• _ASSIGNED TASK_
Reproduce the full set of records that follow, exactly as shown.

[Page and application data records]
+++

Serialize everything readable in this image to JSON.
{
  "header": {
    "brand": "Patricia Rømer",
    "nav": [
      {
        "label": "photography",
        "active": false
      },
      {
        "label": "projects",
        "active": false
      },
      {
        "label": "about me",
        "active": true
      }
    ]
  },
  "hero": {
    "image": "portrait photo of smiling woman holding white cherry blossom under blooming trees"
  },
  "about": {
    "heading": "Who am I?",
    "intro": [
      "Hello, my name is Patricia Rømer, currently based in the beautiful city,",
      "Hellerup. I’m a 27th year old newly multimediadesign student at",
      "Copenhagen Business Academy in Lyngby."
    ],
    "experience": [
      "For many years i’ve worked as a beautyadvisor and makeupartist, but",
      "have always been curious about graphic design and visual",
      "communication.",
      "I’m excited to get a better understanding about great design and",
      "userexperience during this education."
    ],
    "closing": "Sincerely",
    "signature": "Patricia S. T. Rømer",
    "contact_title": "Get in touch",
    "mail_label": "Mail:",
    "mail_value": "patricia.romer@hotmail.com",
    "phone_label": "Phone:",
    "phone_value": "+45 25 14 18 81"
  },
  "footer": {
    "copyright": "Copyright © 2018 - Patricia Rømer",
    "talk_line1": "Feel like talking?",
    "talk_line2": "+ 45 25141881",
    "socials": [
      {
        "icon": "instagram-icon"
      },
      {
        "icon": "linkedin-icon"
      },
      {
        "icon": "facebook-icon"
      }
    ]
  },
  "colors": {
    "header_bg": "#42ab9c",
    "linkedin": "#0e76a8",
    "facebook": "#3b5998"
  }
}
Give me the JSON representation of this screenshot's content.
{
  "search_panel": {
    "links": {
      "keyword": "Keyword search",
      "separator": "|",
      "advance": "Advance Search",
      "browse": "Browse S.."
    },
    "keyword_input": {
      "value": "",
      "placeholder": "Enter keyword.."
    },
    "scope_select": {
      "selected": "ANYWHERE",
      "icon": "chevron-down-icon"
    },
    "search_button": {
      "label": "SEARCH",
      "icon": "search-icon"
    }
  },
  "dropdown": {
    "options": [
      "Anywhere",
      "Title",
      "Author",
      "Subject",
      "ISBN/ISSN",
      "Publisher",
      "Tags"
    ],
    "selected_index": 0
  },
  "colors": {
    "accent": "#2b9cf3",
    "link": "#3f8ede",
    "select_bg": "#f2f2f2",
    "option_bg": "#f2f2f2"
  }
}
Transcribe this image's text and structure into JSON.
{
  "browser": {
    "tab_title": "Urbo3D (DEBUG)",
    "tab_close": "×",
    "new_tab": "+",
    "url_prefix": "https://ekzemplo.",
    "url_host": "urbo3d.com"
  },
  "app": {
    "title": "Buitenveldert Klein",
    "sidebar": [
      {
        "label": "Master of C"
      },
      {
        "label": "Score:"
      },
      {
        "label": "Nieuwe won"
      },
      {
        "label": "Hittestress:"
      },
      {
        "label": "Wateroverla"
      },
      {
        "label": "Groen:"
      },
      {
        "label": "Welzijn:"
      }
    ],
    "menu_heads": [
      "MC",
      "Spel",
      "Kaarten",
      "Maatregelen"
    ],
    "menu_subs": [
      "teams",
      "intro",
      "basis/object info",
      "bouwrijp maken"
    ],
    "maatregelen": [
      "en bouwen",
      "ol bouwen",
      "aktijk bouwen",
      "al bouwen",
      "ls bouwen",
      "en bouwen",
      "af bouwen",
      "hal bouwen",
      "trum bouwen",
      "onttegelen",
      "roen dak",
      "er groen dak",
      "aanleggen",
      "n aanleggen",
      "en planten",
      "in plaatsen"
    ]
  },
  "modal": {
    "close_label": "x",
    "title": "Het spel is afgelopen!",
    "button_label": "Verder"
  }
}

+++

• _ANSWER TO THIS TASK_
Serialize everything readable in this image to JSON.
{
  "header": {
    "brand": "Patricia Rømer",
    "nav": [
      {
        "label": "photography",
        "active": false
      },
      {
        "label": "projects",
        "active": false
      },
      {
        "label": "about me",
        "active": true
      }
    ]
  },
  "hero": {
    "image": "portrait photo of smiling woman holding white cherry blossom under blooming trees"
  },
  "about": {
    "heading": "Who am I?",
    "intro": [
      "Hello, my name is Patricia Rømer, currently based in the beautiful city,",
      "Hellerup. I’m a 27th year old newly multimediadesign student at",
      "Copenhagen Business Academy in Lyngby."
    ],
    "experience": [
      "For many years i’ve worked as a beautyadvisor and makeupartist, but",
      "have always been curious about graphic design and visual",
      "communication.",
      "I’m excited to get a better understanding about great design and",
      "userexperience during this education."
    ],
    "closing": "Sincerely",
    "signature": "Patricia S. T. Rømer",
    "contact_title": "Get in touch",
    "mail_label": "Mail:",
    "mail_value": "patricia.romer@hotmail.com",
    "phone_label": "Phone:",
    "phone_value": "+45 25 14 18 81"
  },
  "footer": {
    "copyright": "Copyright © 2018 - Patricia Rømer",
    "talk_line1": "Feel like talking?",
    "talk_line2": "+ 45 25141881",
    "socials": [
      {
        "icon": "instagram-icon"
      },
      {
        "icon": "linkedin-icon"
      },
      {
        "icon": "facebook-icon"
      }
    ]
  },
  "colors": {
    "header_bg": "#42ab9c",
    "linkedin": "#0e76a8",
    "facebook": "#3b5998"
  }
}
Give me the JSON representation of this screenshot's content.
{
  "search_panel": {
    "links": {
      "keyword": "Keyword search",
      "separator": "|",
      "advance": "Advance Search",
      "browse": "Browse S.."
    },
    "keyword_input": {
      "value": "",
      "placeholder": "Enter keyword.."
    },
    "scope_select": {
      "selected": "ANYWHERE",
      "icon": "chevron-down-icon"
    },
    "search_button": {
      "label": "SEARCH",
      "icon": "search-icon"
    }
  },
  "dropdown": {
    "options": [
      "Anywhere",
      "Title",
      "Author",
      "Subject",
      "ISBN/ISSN",
      "Publisher",
      "Tags"
    ],
    "selected_index": 0
  },
  "colors": {
    "accent": "#2b9cf3",
    "link": "#3f8ede",
    "select_bg": "#f2f2f2",
    "option_bg": "#f2f2f2"
  }
}
Transcribe this image's text and structure into JSON.
{
  "browser": {
    "tab_title": "Urbo3D (DEBUG)",
    "tab_close": "×",
    "new_tab": "+",
    "url_prefix": "https://ekzemplo.",
    "url_host": "urbo3d.com"
  },
  "app": {
    "title": "Buitenveldert Klein",
    "sidebar": [
      {
        "label": "Master of C"
      },
      {
        "label": "Score:"
      },
      {
        "label": "Nieuwe won"
      },
      {
        "label": "Hittestress:"
      },
      {
        "label": "Wateroverla"
      },
      {
        "label": "Groen:"
      },
      {
        "label": "Welzijn:"
      }
    ],
    "menu_heads": [
      "MC",
      "Spel",
      "Kaarten",
      "Maatregelen"
    ],
    "menu_subs": [
      "teams",
      "intro",
      "basis/object info",
      "bouwrijp maken"
    ],
    "maatregelen": [
      "en bouwen",
      "ol bouwen",
      "aktijk bouwen",
      "al bouwen",
      "ls bouwen",
      "en bouwen",
      "af bouwen",
      "hal bouwen",
      "trum bouwen",
      "onttegelen",
      "roen dak",
      "er groen dak",
      "aanleggen",
      "n aanleggen",
      "en planten",
      "in plaatsen"
    ]
  },
  "modal": {
    "close_label": "x",
    "title": "Het spel is afgelopen!",
    "button_label": "Verder"
  }
}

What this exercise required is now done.